**TASK DETAILS**
Give the entries again, word for word.

**EXERCISE MATERIAL**

^^^^

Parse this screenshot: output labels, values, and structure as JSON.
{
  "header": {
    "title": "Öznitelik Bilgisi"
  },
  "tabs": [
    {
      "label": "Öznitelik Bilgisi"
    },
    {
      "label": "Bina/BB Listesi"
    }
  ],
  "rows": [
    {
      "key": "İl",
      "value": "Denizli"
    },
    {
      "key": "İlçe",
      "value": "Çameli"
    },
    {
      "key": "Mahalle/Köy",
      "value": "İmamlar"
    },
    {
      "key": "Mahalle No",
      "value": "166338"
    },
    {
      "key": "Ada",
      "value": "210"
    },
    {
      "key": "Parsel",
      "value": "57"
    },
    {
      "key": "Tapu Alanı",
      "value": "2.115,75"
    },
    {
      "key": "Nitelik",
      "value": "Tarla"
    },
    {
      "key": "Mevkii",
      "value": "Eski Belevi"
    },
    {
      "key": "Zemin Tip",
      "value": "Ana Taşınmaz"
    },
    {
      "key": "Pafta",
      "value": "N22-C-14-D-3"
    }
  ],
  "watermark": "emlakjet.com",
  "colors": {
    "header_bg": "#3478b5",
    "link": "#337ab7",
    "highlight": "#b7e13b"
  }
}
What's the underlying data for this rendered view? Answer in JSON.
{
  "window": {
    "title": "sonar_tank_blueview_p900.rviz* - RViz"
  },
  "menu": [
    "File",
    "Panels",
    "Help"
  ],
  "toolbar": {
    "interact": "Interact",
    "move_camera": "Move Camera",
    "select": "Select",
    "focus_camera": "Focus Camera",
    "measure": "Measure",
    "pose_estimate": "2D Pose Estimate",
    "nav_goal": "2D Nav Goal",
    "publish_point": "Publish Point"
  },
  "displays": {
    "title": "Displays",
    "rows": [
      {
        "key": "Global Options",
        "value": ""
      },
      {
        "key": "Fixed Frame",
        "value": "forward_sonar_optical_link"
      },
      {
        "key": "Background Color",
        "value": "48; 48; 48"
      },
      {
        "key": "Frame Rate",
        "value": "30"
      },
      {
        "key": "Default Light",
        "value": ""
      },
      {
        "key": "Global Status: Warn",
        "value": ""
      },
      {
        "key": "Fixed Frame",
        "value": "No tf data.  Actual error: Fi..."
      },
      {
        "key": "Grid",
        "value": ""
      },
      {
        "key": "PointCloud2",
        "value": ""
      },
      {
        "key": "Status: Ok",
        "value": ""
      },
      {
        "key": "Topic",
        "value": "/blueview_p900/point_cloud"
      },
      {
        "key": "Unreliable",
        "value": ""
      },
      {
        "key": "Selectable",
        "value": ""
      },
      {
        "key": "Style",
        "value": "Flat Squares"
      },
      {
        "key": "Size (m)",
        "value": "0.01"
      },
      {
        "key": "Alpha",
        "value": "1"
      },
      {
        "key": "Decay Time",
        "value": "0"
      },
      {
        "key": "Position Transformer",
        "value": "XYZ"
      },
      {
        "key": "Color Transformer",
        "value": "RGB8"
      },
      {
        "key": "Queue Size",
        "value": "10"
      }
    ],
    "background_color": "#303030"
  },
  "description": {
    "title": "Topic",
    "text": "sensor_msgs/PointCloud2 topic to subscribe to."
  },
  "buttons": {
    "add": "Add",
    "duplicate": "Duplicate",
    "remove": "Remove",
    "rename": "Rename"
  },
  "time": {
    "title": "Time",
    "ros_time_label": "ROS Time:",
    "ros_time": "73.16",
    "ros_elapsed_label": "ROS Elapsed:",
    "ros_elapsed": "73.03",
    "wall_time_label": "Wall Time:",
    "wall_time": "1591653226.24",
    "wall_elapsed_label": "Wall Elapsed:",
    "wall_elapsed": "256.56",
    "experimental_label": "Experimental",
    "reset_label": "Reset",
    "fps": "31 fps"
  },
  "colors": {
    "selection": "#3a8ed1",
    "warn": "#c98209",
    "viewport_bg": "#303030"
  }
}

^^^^

**EXERCISE OUTPUT**
Parse this screenshot: output labels, values, and structure as JSON.
{
  "header": {
    "title": "Öznitelik Bilgisi"
  },
  "tabs": [
    {
      "label": "Öznitelik Bilgisi"
    },
    {
      "label": "Bina/BB Listesi"
    }
  ],
  "rows": [
    {
      "key": "İl",
      "value": "Denizli"
    },
    {
      "key": "İlçe",
      "value": "Çameli"
    },
    {
      "key": "Mahalle/Köy",
      "value": "İmamlar"
    },
    {
      "key": "Mahalle No",
      "value": "166338"
    },
    {
      "key": "Ada",
      "value": "210"
    },
    {
      "key": "Parsel",
      "value": "57"
    },
    {
      "key": "Tapu Alanı",
      "value": "2.115,75"
    },
    {
      "key": "Nitelik",
      "value": "Tarla"
    },
    {
      "key": "Mevkii",
      "value": "Eski Belevi"
    },
    {
      "key": "Zemin Tip",
      "value": "Ana Taşınmaz"
    },
    {
      "key": "Pafta",
      "value": "N22-C-14-D-3"
    }
  ],
  "watermark": "emlakjet.com",
  "colors": {
    "header_bg": "#3478b5",
    "link": "#337ab7",
    "highlight": "#b7e13b"
  }
}
What's the underlying data for this rendered view? Answer in JSON.
{
  "window": {
    "title": "sonar_tank_blueview_p900.rviz* - RViz"
  },
  "menu": [
    "File",
    "Panels",
    "Help"
  ],
  "toolbar": {
    "interact": "Interact",
    "move_camera": "Move Camera",
    "select": "Select",
    "focus_camera": "Focus Camera",
    "measure": "Measure",
    "pose_estimate": "2D Pose Estimate",
    "nav_goal": "2D Nav Goal",
    "publish_point": "Publish Point"
  },
  "displays": {
    "title": "Displays",
    "rows": [
      {
        "key": "Global Options",
        "value": ""
      },
      {
        "key": "Fixed Frame",
        "value": "forward_sonar_optical_link"
      },
      {
        "key": "Background Color",
        "value": "48; 48; 48"
      },
      {
        "key": "Frame Rate",
        "value": "30"
      },
      {
        "key": "Default Light",
        "value": ""
      },
      {
        "key": "Global Status: Warn",
        "value": ""
      },
      {
        "key": "Fixed Frame",
        "value": "No tf data.  Actual error: Fi..."
      },
      {
        "key": "Grid",
        "value": ""
      },
      {
        "key": "PointCloud2",
        "value": ""
      },
      {
        "key": "Status: Ok",
        "value": ""
      },
      {
        "key": "Topic",
        "value": "/blueview_p900/point_cloud"
      },
      {
        "key": "Unreliable",
        "value": ""
      },
      {
        "key": "Selectable",
        "value": ""
      },
      {
        "key": "Style",
        "value": "Flat Squares"
      },
      {
        "key": "Size (m)",
        "value": "0.01"
      },
      {
        "key": "Alpha",
        "value": "1"
      },
      {
        "key": "Decay Time",
        "value": "0"
      },
      {
        "key": "Position Transformer",
        "value": "XYZ"
      },
      {
        "key": "Color Transformer",
        "value": "RGB8"
      },
      {
        "key": "Queue Size",
        "value": "10"
      }
    ],
    "background_color": "#303030"
  },
  "description": {
    "title": "Topic",
    "text": "sensor_msgs/PointCloud2 topic to subscribe to."
  },
  "buttons": {
    "add": "Add",
    "duplicate": "Duplicate",
    "remove": "Remove",
    "rename": "Rename"
  },
  "time": {
    "title": "Time",
    "ros_time_label": "ROS Time:",
    "ros_time": "73.16",
    "ros_elapsed_label": "ROS Elapsed:",
    "ros_elapsed": "73.03",
    "wall_time_label": "Wall Time:",
    "wall_time": "1591653226.24",
    "wall_elapsed_label": "Wall Elapsed:",
    "wall_elapsed": "256.56",
    "experimental_label": "Experimental",
    "reset_label": "Reset",
    "fps": "31 fps"
  },
  "colors": {
    "selection": "#3a8ed1",
    "warn": "#c98209",
    "viewport_bg": "#303030"
  }
}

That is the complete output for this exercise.